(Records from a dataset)
· · · ·

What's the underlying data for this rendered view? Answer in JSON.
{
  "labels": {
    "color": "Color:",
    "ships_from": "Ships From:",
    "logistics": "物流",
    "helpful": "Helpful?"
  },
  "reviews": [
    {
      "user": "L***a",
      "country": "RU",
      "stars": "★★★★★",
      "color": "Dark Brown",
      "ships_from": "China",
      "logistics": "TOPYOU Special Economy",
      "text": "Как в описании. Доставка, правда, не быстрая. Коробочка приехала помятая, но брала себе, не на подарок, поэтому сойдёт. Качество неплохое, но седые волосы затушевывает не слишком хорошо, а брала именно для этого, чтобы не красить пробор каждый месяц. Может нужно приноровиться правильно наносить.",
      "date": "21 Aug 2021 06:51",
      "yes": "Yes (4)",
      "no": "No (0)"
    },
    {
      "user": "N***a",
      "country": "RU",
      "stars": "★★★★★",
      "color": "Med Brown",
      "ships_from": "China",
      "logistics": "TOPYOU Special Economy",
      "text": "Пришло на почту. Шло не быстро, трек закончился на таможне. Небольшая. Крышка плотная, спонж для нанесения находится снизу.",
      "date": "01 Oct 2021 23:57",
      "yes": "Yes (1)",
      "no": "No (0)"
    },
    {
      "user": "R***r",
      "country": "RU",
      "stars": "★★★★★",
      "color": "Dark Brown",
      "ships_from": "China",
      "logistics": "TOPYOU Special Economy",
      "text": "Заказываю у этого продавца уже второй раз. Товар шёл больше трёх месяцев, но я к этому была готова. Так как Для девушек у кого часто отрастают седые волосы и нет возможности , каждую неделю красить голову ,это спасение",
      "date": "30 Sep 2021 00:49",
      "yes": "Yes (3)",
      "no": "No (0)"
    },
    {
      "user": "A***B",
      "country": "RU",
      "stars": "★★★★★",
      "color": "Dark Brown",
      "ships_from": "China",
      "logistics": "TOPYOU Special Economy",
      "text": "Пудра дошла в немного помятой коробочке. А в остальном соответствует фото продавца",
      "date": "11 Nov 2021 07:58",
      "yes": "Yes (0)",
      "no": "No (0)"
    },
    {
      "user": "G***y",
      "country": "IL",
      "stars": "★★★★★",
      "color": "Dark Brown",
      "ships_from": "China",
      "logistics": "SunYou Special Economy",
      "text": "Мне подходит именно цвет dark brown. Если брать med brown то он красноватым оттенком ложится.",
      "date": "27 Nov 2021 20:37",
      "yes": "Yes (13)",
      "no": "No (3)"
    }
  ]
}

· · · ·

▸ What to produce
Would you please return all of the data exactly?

▸ Solution to this exercise
What's the underlying data for this rendered view? Answer in JSON.
{
  "labels": {
    "color": "Color:",
    "ships_from": "Ships From:",
    "logistics": "物流",
    "helpful": "Helpful?"
  },
  "reviews": [
    {
      "user": "L***a",
      "country": "RU",
      "stars": "★★★★★",
      "color": "Dark Brown",
      "ships_from": "China",
      "logistics": "TOPYOU Special Economy",
      "text": "Как в описании. Доставка, правда, не быстрая. Коробочка приехала помятая, но брала себе, не на подарок, поэтому сойдёт. Качество неплохое, но седые волосы затушевывает не слишком хорошо, а брала именно для этого, чтобы не красить пробор каждый месяц. Может нужно приноровиться правильно наносить.",
      "date": "21 Aug 2021 06:51",
      "yes": "Yes (4)",
      "no": "No (0)"
    },
    {
      "user": "N***a",
      "country": "RU",
      "stars": "★★★★★",
      "color": "Med Brown",
      "ships_from": "China",
      "logistics": "TOPYOU Special Economy",
      "text": "Пришло на почту. Шло не быстро, трек закончился на таможне. Небольшая. Крышка плотная, спонж для нанесения находится снизу.",
      "date": "01 Oct 2021 23:57",
      "yes": "Yes (1)",
      "no": "No (0)"
    },
    {
      "user": "R***r",
      "country": "RU",
      "stars": "★★★★★",
      "color": "Dark Brown",
      "ships_from": "China",
      "logistics": "TOPYOU Special Economy",
      "text": "Заказываю у этого продавца уже второй раз. Товар шёл больше трёх месяцев, но я к этому была готова. Так как Для девушек у кого часто отрастают седые волосы и нет возможности , каждую неделю красить голову ,это спасение",
      "date": "30 Sep 2021 00:49",
      "yes": "Yes (3)",
      "no": "No (0)"
    },
    {
      "user": "A***B",
      "country": "RU",
      "stars": "★★★★★",
      "color": "Dark Brown",
      "ships_from": "China",
      "logistics": "TOPYOU Special Economy",
      "text": "Пудра дошла в немного помятой коробочке. А в остальном соответствует фото продавца",
      "date": "11 Nov 2021 07:58",
      "yes": "Yes (0)",
      "no": "No (0)"
    },
    {
      "user": "G***y",
      "country": "IL",
      "stars": "★★★★★",
      "color": "Dark Brown",
      "ships_from": "China",
      "logistics": "SunYou Special Economy",
      "text": "Мне подходит именно цвет dark brown. Если брать med brown то он красноватым оттенком ложится.",
      "date": "27 Nov 2021 20:37",
      "yes": "Yes (13)",
      "no": "No (3)"
    }
  ]
}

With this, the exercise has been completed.